[8] Appellants rely on Commonwealth v. Robinson, 273 Pa.Super. 337, 417 A.2d 677 (1979), to support their argument that the photographs were inflammatory and thus, inadmissible. At issue in Robinson was a two by four inch photograph of a three-year-old who had died of starvation. However, appellants' reliance on Robinson is misplaced. First, the Robinson court never discussed what constituted an inflammatory photograph. Instead, the court merely relied upon the trial court's determination that the photo was inflammatory and proceeded to determine whether the photo was of essential evidentiary value. Id. at 343, 417 A.2d at 680-81. Second, cases subsequent to Robinson, in which our Supreme Court held similar and more explicit photos not to be inflammatory, support the trial court's determination that the four photos were not inflammatory. See, e.g., Commonwealth v. Edwards, 521 Pa. 134, 555 A.2d 818 (1989) (three photographs depicting the beaten face of the victim, the strangulation area of the victim's neck, wounds on the victim's hands and fingers, bite marks on the victims legs, and explicit photographs of the victim's chest and abdomen which related to the sexual nature of the attack.); Commonwealth v. Holcomb, 508 Pa. 425, 498 A.2d 833 (1985); (photographs of victim's body as it was found lying in the snow, with much of the clothing ripped off revealing the genitalia); Commonwealth v. Hudson, 489 Pa. 620, 414 A.2d 1381 (1980) (eight by ten inch photo of shirtless corpse with a puddle of blood around the head).

[9] Third degree murder is defined as:

All other kinds of murder [other than murder committed during a felony or an intentional killing] shall be murder of the third degree. Murder in the third degree is a felony of the first degree.

18 Pa.C.S.A. § 2502(c).

[10] Appellants also argue that the trial court improperly instructed the jury on the issue of malice. We disagree. However, we note that appellants' claim is waived because no exception was taken at trial to the charge given.
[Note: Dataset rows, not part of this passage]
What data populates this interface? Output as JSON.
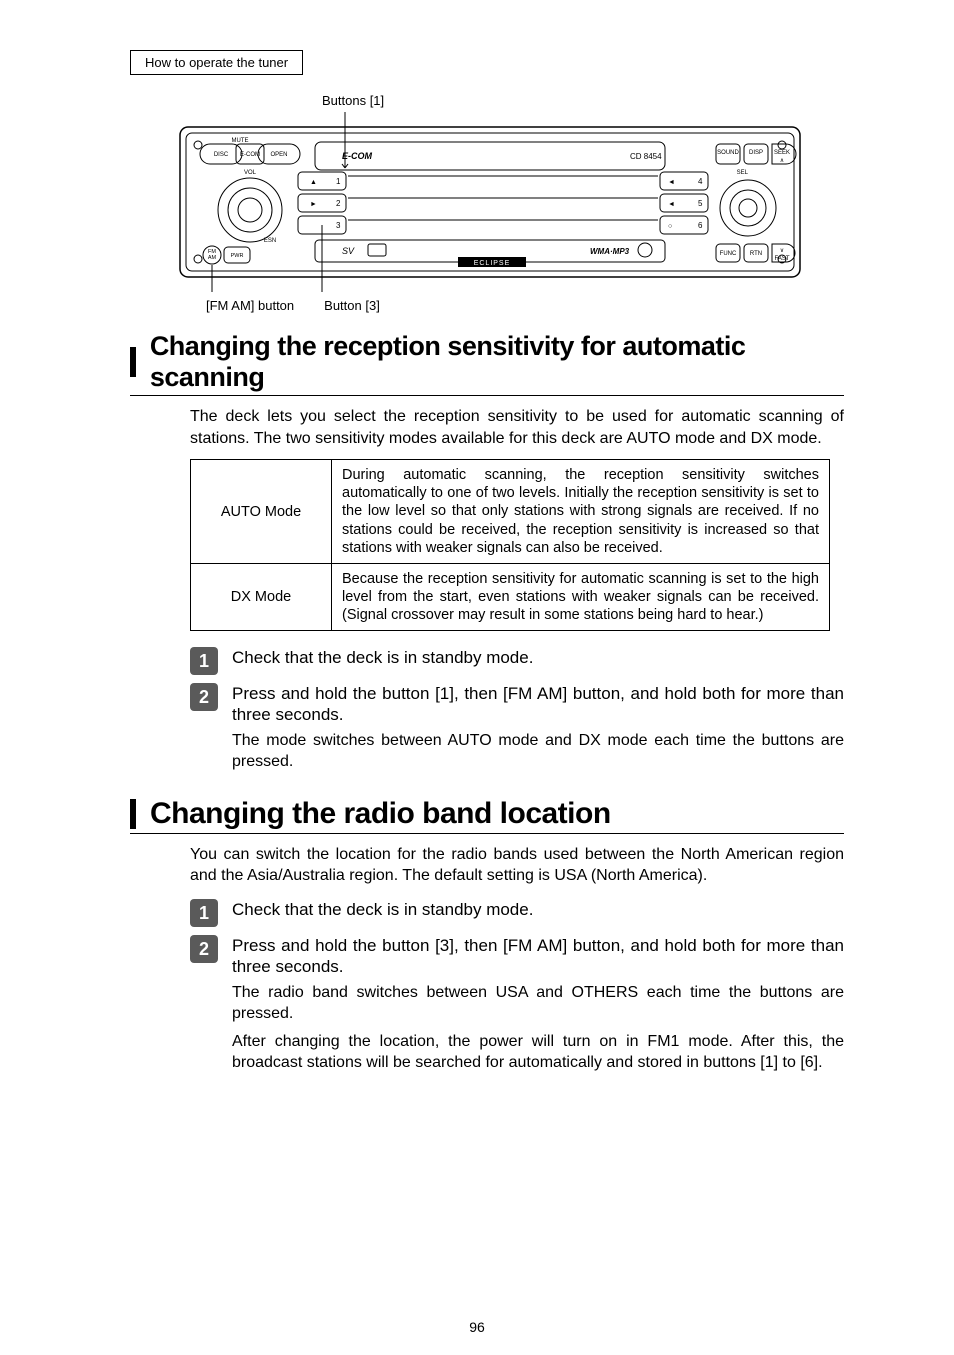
{
  "breadcrumb": "How to operate the tuner",
  "annotations": {
    "top": "Buttons [1]",
    "bottom_left": "[FM AM] button",
    "bottom_right": "Button [3]"
  },
  "section1": {
    "title": "Changing the reception sensitivity for automatic scanning",
    "intro": "The deck lets you select the reception sensitivity to be used for automatic scanning of stations. The two sensitivity modes available for this deck are AUTO mode and DX mode.",
    "table": [
      {
        "mode": "AUTO Mode",
        "desc": "During automatic scanning, the reception sensitivity switches automatically to one of two levels. Initially the reception sensitivity is set to the low level so that only stations with strong signals are received. If no stations could be received, the reception sensitivity is increased so that stations with weaker signals can also be received."
      },
      {
        "mode": "DX Mode",
        "desc": "Because the reception sensitivity for automatic scanning is set to the high level from the start, even stations with weaker signals can be received. (Signal crossover may result in some stations being hard to hear.)"
      }
    ],
    "steps": [
      {
        "n": "1",
        "title": "Check that the deck is in standby mode."
      },
      {
        "n": "2",
        "title": "Press and hold the button [1], then [FM AM] button, and hold both for more than three seconds.",
        "note": "The mode switches between AUTO mode and DX mode each time the buttons are pressed."
      }
    ]
  },
  "section2": {
    "title": "Changing the radio band location",
    "intro": "You can switch the location for the radio bands used between the North American region and the Asia/Australia region. The default setting is USA (North America).",
    "steps": [
      {
        "n": "1",
        "title": "Check that the deck is in standby mode."
      },
      {
        "n": "2",
        "title": "Press and hold the button [3], then [FM AM] button, and hold both for more than three seconds.",
        "notes": [
          "The radio band switches between USA and OTHERS each time the buttons are pressed.",
          "After changing the location, the power will turn on in FM1 mode. After this, the broadcast stations will be searched for automatically and stored in buttons [1] to [6]."
        ]
      }
    ]
  },
  "page_number": "96",
  "device_labels": {
    "mute": "MUTE",
    "disc": "DISC",
    "ecom": "E-COM",
    "open": "OPEN",
    "vol": "VOL",
    "esn": "ESN",
    "fmam": "FM\nAM",
    "pwr": "PWR",
    "ecom_italic": "E-COM",
    "cd": "CD 8454",
    "wma": "WMA·MP3",
    "eclipse": "ECLIPSE",
    "sound": "SOUND",
    "disp": "DISP",
    "seek": "SEEK",
    "sel": "SEL",
    "func": "FUNC",
    "rtn": "RTN",
    "fast": "FAST",
    "b1": "1",
    "b2": "2",
    "b3": "3",
    "b4": "4",
    "b5": "5",
    "b6": "6",
    "tri_up": "▲",
    "tri_right": "►",
    "tri_left": "◄",
    "circ": "○"
  }
}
Stenographic Record, Vol. II, at 1244-45. See Commonwealth v. Ignatavich, 333 Pa.Super. 617, 482 A.2d 1044 (1984) (defendant in homicide prosecution waived any complaint to trial court's supplemental instructions where defendant took no exception to such instructions).

[11] Recklessly endangering another person is defined as:

A person commits a misdemeanor of the second degree if he recklessly engages in conduct which places or may place another person in danger of death or serious bodily injury.

18 Pa.C.S.A. § 2705.

[12] Endangering the welfare of children is defined as:

A parent ... supervising the welfare of child under 18 years of age, commits a misdemeanor of the second degree if he knowingly endangers the welfare of the child by violating a duty of care, protection or support.

18 Pa.C.S.A. § 4304.

[13] We will be inclined to find that an appellant has raised a substantial question where the appellant advances a colorable argument that the trial judge's actions were: (1) inconsistent with a specific provision of the Sentencing Code; or (2) contrary to the fundamental norms which underlie the sentencing process. Commonwealth v. Losch, 369 Pa.Super. 192, 201 n. 7, 535 A.2d 115, 119 n. 7 (1987).